» **PROBLEM DETAILS**:
Where does the string "watermark" appear in the material? Copy each line that holds it.

» **MATERIAL FOR THIS TASK**:
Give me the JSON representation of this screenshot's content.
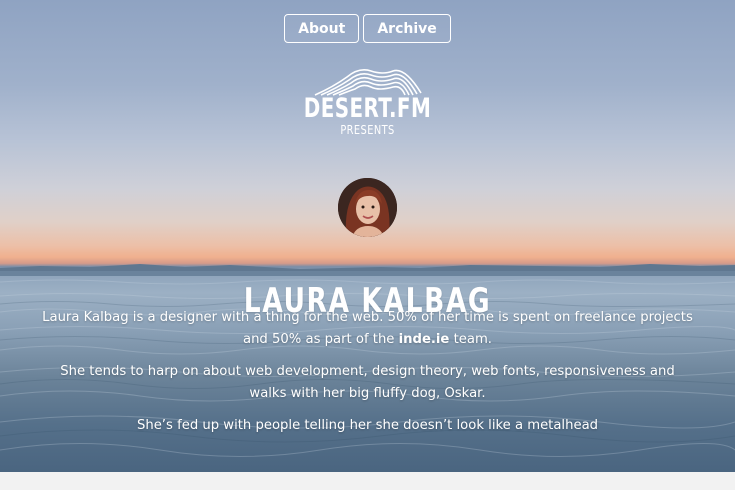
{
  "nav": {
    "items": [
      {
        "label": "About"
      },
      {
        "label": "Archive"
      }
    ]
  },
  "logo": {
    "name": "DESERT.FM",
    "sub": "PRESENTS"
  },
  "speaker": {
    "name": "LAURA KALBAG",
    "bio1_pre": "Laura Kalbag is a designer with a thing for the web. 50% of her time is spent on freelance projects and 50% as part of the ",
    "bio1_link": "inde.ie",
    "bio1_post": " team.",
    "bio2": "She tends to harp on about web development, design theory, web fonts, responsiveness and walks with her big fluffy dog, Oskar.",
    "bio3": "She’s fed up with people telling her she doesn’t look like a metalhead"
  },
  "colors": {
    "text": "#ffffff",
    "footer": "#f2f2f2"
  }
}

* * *

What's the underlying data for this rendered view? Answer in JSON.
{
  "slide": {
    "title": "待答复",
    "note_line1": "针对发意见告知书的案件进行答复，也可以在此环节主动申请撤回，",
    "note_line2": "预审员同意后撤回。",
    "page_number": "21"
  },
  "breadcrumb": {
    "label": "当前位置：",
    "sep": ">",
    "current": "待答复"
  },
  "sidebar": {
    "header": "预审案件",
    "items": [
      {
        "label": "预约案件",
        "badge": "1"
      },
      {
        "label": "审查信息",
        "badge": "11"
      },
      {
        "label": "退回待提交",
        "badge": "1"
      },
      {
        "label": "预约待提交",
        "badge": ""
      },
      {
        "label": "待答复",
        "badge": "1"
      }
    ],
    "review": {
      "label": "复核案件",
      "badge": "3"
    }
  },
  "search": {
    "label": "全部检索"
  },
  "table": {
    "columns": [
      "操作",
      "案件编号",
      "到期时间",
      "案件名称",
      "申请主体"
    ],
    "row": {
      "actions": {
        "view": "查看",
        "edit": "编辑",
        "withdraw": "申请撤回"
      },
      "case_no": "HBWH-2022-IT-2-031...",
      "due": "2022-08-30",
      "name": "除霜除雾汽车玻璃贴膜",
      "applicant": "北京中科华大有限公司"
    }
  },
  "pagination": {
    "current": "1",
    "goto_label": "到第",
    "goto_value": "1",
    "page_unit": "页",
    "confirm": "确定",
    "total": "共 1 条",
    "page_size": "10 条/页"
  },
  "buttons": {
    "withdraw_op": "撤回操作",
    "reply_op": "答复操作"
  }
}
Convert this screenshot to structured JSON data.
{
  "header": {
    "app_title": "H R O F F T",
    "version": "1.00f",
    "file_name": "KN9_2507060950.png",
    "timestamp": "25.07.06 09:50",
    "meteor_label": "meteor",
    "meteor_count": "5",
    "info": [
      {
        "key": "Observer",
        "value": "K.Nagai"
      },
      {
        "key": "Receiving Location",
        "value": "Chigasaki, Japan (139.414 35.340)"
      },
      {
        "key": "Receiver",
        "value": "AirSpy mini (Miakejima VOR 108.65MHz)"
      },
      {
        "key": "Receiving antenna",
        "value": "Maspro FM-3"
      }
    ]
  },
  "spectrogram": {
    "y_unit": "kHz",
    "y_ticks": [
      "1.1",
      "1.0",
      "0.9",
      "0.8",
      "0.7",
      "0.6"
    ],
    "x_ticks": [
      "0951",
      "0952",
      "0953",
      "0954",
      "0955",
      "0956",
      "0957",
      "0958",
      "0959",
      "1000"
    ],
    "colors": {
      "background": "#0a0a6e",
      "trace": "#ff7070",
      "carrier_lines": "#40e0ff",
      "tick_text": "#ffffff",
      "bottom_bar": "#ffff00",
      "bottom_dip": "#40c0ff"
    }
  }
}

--

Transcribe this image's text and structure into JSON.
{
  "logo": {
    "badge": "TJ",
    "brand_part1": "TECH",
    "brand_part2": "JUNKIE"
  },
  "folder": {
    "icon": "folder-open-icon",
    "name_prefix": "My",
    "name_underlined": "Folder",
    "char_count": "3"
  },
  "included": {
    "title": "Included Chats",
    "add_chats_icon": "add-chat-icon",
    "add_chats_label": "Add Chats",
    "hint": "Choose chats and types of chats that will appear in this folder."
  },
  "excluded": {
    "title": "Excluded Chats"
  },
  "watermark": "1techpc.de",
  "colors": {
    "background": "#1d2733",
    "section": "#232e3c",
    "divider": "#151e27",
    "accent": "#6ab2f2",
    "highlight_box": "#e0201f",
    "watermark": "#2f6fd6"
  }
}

» **TASK OUTPUT**:
  "watermark": "1techpc.de",
    "watermark": "#2f6fd6"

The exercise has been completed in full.